I shit you not, some fancy food blog decided to reinvent Australian fairy bread. Along with a recipe bearing no resemblance to Australian fairy bread, there were a few facts that were invented as well. So, I thought I would set everyone straight on just what is fairy bread and why having it as toast is the worst idea ever.
FAIRY BREAD: FICTION VERSUS FACT
- Fairy toast. Apparently us Australians use this term to describe fairy bread. Apparently it is a common term. No. No, it is not. I have never heard that term used. No one I have ever spoken to has heard any Aussie calling fairy bread “fairy toast.” I call bullshit.
In fact, the more I think about this made up term, the more it makes no sense. Anyone who has ever prepared fairy bread will be wondering how you get sprinkles to stick to the melted margarine on a slice of toast. The short answer is: you don’t. The long answer is: you don’t fucking do it.
- Origin story. Who the fuck cares? It’s fairy bread. You make it for birthday parties, that is all you need to know. My mum didn’t need to know where fairy bread originated from, she just needed to know if she had enough sprinkles to make a small or a large batch of fairy bread. But, if you want to know more about the origins of fairy bread, apparently it was inspired by this poem.
- When do you eat it? So, according to the fanciful story that fairy bread is actually fairy toast, us Aussies also eat it for breakfast. We do no such thing. Fairy bread is a party food. Mostly it is made for children’s parties, but, sometimes we make it to take to a grown up party. We do not have it for breakfast, or “a snack in-between meals, or after dinner to finish off the meal.” It is fancy food that should be appreciated at a party, not everyday.
A TRADITIONAL RECIPE FOR FAIRY BREAD
- Firstly, there are only three ingredients for fairy bread: white bread, margarine and sprinkles.

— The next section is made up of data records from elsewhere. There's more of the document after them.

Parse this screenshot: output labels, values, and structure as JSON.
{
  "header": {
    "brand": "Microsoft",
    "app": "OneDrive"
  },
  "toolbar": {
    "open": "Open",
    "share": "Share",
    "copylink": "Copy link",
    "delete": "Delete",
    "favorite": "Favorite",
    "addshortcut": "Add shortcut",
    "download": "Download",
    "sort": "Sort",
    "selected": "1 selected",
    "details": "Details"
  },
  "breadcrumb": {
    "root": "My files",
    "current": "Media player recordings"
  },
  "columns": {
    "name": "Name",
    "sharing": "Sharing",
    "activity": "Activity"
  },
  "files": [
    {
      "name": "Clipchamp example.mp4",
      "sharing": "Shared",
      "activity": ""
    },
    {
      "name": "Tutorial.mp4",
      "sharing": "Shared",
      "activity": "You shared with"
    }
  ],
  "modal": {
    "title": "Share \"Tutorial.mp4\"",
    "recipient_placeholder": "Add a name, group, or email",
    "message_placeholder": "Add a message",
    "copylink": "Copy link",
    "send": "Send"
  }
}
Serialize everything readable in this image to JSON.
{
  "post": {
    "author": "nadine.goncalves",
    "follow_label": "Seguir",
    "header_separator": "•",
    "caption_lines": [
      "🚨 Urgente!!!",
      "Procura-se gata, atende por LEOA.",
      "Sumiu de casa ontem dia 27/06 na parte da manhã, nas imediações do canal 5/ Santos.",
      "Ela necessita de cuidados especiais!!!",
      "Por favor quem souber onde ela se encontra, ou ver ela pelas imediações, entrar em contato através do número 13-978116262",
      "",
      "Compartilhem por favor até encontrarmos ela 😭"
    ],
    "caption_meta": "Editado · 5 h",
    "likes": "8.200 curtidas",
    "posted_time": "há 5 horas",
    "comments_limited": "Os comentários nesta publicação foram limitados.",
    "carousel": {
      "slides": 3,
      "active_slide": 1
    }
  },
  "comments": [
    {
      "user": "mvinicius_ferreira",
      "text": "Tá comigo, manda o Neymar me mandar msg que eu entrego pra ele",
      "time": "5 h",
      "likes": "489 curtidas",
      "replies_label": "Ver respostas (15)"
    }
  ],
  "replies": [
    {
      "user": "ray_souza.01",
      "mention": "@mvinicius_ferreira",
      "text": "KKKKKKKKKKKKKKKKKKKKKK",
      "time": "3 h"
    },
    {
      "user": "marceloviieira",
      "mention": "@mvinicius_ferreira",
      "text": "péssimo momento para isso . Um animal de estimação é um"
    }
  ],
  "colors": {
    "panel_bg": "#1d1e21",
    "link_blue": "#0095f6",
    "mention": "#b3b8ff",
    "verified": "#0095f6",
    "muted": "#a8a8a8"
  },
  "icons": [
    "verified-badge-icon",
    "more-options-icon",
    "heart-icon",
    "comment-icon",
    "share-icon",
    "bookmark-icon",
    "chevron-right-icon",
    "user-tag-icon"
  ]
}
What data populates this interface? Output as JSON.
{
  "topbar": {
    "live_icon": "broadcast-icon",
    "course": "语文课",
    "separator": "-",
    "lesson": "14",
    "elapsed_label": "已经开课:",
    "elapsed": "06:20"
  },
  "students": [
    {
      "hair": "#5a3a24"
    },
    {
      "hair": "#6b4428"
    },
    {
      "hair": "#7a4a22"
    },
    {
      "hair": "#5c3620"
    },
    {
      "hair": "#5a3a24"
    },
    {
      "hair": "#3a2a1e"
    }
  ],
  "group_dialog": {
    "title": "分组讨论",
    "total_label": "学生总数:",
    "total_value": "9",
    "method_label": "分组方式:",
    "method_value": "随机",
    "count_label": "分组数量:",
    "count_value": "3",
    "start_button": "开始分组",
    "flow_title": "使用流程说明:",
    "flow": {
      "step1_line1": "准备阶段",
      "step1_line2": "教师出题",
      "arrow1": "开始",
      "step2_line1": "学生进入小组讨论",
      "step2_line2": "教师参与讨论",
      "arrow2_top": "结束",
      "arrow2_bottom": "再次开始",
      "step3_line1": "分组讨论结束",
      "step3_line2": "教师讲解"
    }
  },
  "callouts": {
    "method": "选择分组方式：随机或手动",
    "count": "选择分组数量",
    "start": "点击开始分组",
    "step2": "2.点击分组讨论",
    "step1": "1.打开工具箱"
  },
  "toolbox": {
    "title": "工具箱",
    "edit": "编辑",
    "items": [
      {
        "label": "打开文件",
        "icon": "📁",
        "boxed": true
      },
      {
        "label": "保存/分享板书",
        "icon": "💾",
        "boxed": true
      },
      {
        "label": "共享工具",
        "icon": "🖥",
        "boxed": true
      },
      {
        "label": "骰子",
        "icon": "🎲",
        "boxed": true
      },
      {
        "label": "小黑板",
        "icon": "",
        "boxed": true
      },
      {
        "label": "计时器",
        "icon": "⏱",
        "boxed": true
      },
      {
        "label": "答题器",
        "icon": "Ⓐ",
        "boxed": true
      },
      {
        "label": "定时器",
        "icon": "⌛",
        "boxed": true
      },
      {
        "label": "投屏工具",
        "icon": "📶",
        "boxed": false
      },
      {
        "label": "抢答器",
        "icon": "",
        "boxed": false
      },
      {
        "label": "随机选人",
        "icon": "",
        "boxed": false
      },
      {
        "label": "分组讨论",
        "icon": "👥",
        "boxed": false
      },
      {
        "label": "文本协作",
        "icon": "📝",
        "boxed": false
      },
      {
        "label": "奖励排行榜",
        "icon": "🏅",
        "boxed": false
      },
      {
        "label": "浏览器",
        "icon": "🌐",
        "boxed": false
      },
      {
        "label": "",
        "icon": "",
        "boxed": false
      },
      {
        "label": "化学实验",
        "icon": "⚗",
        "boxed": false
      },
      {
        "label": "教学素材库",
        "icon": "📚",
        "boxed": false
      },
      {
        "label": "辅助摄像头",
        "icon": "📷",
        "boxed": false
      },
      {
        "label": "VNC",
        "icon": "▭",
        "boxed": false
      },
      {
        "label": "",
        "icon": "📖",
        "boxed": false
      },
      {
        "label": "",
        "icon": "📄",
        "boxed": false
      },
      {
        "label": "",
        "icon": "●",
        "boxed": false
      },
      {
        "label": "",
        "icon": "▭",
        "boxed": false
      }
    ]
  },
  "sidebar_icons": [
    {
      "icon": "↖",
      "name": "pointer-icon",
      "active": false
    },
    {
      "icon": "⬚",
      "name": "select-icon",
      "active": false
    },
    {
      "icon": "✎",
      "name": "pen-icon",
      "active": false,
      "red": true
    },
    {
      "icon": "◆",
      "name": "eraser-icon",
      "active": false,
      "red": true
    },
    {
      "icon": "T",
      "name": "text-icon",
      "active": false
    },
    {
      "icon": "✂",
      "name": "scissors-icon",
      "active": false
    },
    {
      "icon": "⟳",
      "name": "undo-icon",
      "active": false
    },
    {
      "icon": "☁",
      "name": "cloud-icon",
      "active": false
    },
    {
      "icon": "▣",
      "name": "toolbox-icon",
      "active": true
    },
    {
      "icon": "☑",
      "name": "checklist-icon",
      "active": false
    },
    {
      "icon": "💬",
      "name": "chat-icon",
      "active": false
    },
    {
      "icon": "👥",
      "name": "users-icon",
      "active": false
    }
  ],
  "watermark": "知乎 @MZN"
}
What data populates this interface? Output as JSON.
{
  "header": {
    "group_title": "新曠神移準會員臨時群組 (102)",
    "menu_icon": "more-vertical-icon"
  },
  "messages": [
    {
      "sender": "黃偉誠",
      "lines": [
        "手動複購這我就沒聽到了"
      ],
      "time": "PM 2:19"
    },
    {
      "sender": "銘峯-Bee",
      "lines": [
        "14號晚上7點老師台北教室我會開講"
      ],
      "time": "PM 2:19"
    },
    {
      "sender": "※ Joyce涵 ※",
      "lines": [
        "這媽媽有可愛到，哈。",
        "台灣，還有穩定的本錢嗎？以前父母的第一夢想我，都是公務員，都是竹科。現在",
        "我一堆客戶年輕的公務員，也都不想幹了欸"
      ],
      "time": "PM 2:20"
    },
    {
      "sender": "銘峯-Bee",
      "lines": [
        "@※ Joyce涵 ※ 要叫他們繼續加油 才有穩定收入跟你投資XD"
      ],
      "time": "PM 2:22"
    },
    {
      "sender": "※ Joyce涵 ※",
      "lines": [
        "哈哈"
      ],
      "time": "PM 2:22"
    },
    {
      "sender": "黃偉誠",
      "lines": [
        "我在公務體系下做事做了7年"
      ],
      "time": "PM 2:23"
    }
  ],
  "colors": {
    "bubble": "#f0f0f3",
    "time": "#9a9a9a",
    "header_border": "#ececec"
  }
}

The bread should be cheap. And square. None of those curves at the top that come with homemade or fancy bread. The aim is to whack out a batch of fairy bread in a hurry for your child’s birthday party. Bread that is not square is no good for geometric sorting on the plate.
The article fancying up fairy bread said you should use “cultured butter.” Or to make your own. I’m not sure who was interviewed for this article, but anyone who has ever tried to spread butter on cheap white bread will be able to smell the bullshit here. Margarine is soft, it spreads easily on white bread. Butter, on the other hand, tears through the delicate fluff of white bread and you end up with artisan croutons rather than a party food. Oh, and if you manage to fit two tablespoons of spread onto a single piece of bread, please, throw that shit out!
Finally, what ever the fuck “sparkly sanding sugar” is, it doesn’t belong on fairy bread. You have two choices here, round sprinkles (also called 100’s & 1000’s here in Australia) and splintered sprinkles. If you want fancy, pick a colour theme, otherwise it is rainbow all the way! Which is better, 100’s & 1000’s or splinters? If you have ever seen people arguing about pineapple on a pizza, you know the response to expect here.
- To make fairy bread, slap some margarine on your bread, spread it right out to the crust.
- Fill a bowl with your preferred sprinkles
- Dip your bread, margarine-side down into the bowl of sprinkles and press lightly. You want maximum adhesion here.
- Cut your fairy bread into triangles. If you want, you can remove the crusts, but it really doesn’t matter
Have you ever had fairy bread? Let me know by commenting below!